There is currently a global underachievement in Mathematics as students tend to view this subject as one of the most difficult. In secondary school, mathematics lessons become more and more abstract, which leads to a loss of interest and engagement among the pupils. In the project “The Art of Maths”, we develop a cross-curricular approach linking mathematics and visual arts, music, cinematography, literature, and theatre, in order to help re-contextualize math in their historical context and in its practical applications through the use of hands-on exercises.
However, many students are facing more difficulties when it comes to mathematics due to the presence of one or more Specific Learning Disorder(s). Mathematics is not only a challenge for students with dyscalculia, as it is often believed. As a matter of fact, most math problems and tasks are often presented with complex written guidelines in which students must spot the information they need to solve them. This can create additional obstacles for students with learning disorder affecting their reading and writing skills, such as dyslexia.
As we are experts on ‘Dys’ disorders, we have tried to provide some advice to create tools that will cater to all students’ specific needs, thus reaching a far larger number of underachievers in math. We shared some general adaptations to implement in all the created tools of the project, in order to produce inclusive tools with the aim to reach and engage all students.
Here is an infographic presenting some of the adaptations we recommend:
These minor changes in the design of the students’ worksheets can help those with ‘Dys’ disorders.

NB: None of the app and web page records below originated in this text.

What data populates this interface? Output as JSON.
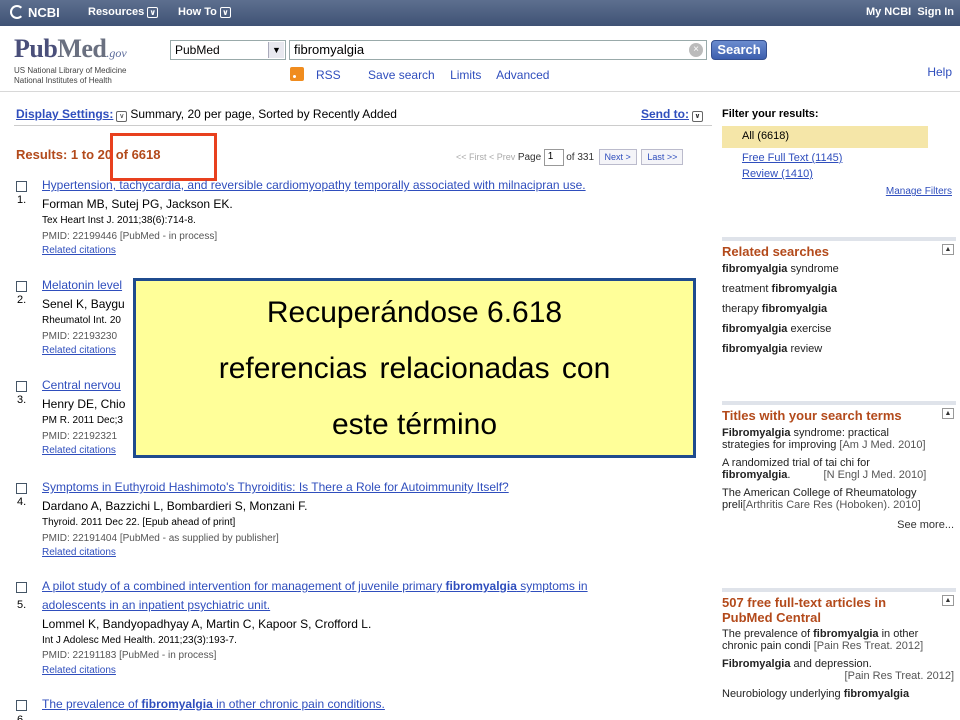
{
  "topbar": {
    "brand": "NCBI",
    "resources": "Resources",
    "howto": "How To",
    "mylink": "My NCBI",
    "signin": "Sign In"
  },
  "header": {
    "logo_pub": "Pub",
    "logo_med": "Med",
    "logo_gov": ".gov",
    "sub1": "US National Library of Medicine",
    "sub2": "National Institutes of Health",
    "database": "PubMed",
    "query": "fibromyalgia",
    "search_label": "Search",
    "links": [
      "RSS",
      "Save search",
      "Limits",
      "Advanced"
    ],
    "help": "Help"
  },
  "display": {
    "label": "Display Settings:",
    "value": "Summary, 20 per page, Sorted by Recently Added",
    "send_to": "Send to:"
  },
  "results_count": "Results: 1 to 20 of 6618",
  "pager": {
    "first": "<< First",
    "prev": "< Prev",
    "page_label": "Page",
    "page": "1",
    "of": "of 331",
    "next": "Next >",
    "last": "Last >>"
  },
  "results": [
    {
      "num": "1.",
      "title": "Hypertension, tachycardia, and reversible cardiomyopathy temporally associated with milnacipran use.",
      "authors": "Forman MB, Sutej PG, Jackson EK.",
      "journal": "Tex Heart Inst J. 2011;38(6):714-8.",
      "pmid": "PMID: 22199446 [PubMed - in process]",
      "related": "Related citations"
    },
    {
      "num": "2.",
      "title": "Melatonin level",
      "authors": "Senel K, Baygu",
      "journal": "Rheumatol Int. 20",
      "pmid": "PMID: 22193230",
      "related": "Related citations"
    },
    {
      "num": "3.",
      "title": "Central nervou",
      "authors": "Henry DE, Chio",
      "journal": "PM R. 2011 Dec;3",
      "pmid": "PMID: 22192321",
      "related": "Related citations"
    },
    {
      "num": "4.",
      "title": "Symptoms in Euthyroid Hashimoto's Thyroiditis: Is There a Role for Autoimmunity Itself?",
      "authors": "Dardano A, Bazzichi L, Bombardieri S, Monzani F.",
      "journal": "Thyroid. 2011 Dec 22. [Epub ahead of print]",
      "pmid": "PMID: 22191404 [PubMed - as supplied by publisher]",
      "related": "Related citations"
    },
    {
      "num": "5.",
      "title_a": "A pilot study of a combined intervention for management of juvenile primary ",
      "title_hl": "fibromyalgia",
      "title_b": " symptoms in",
      "title_line2": "adolescents in an inpatient psychiatric unit.",
      "authors": "Lommel K, Bandyopadhyay A, Martin C, Kapoor S, Crofford L.",
      "journal": "Int J Adolesc Med Health. 2011;23(3):193-7.",
      "pmid": "PMID: 22191183 [PubMed - in process]",
      "related": "Related citations"
    },
    {
      "num": "6.",
      "title_a": "The prevalence of ",
      "title_hl": "fibromyalgia",
      "title_b": " in other chronic pain conditions."
    }
  ],
  "sidebar": {
    "filter_head": "Filter your results:",
    "filters": [
      "All (6618)",
      "Free Full Text (1145)",
      "Review (1410)"
    ],
    "manage": "Manage Filters",
    "related_head": "Related searches",
    "related": [
      {
        "pre": "",
        "hl": "fibromyalgia",
        "post": " syndrome"
      },
      {
        "pre": "treatment ",
        "hl": "fibromyalgia",
        "post": ""
      },
      {
        "pre": "therapy ",
        "hl": "fibromyalgia",
        "post": ""
      },
      {
        "pre": "",
        "hl": "fibromyalgia",
        "post": " exercise"
      },
      {
        "pre": "",
        "hl": "fibromyalgia",
        "post": " review"
      }
    ],
    "titles_head": "Titles with your search terms",
    "titles": [
      {
        "l1_hl": "Fibromyalgia",
        "l1": " syndrome: practical",
        "l2": "strategies for improving",
        "src": "[Am J Med. 2010]"
      },
      {
        "l1": "A randomized trial of tai chi for",
        "l2_hl": "fibromyalgia",
        "l2": ".",
        "src": "[N Engl J Med. 2010]"
      },
      {
        "l1": "The American College of Rheumatology",
        "l2": "preli",
        "src": "[Arthritis Care Res (Hoboken). 2010]"
      }
    ],
    "see_more": "See more...",
    "pmc_head1": "507 free full-text articles in",
    "pmc_head2": "PubMed Central",
    "pmc": [
      {
        "l1": "The prevalence of ",
        "l1_hl": "fibromyalgia",
        "l1b": " in other",
        "l2": "chronic pain condi",
        "src": "[Pain Res Treat. 2012]"
      },
      {
        "l1_hl0": "Fibromyalgia",
        "l1": " and depression.",
        "src": "[Pain Res Treat. 2012]"
      },
      {
        "l1": "Neurobiology underlying ",
        "l1_hl": "fibromyalgia"
      }
    ]
  },
  "overlay": {
    "line1": "Recuperándose 6.618",
    "line2": "referencias relacionadas con",
    "line3": "este término"
  }
}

Among other things, they will help students who have difficulties in reading to directly spot the information they need, students with difficulties in math to better grasp the concepts to learn by discovering them step by step, and students with fine motor skills to avoid getting lost in long texts such as guidelines and definitions.
At Logopsycom, we truly believe that implementing these minor changes, along with format adaptations recommended in other projects such as in , can help improve the overall inclusiveness of learning materials. This does not require teachers to do double work, as they apply these recommendations with all students to help them better understand and enjoy their math lessons.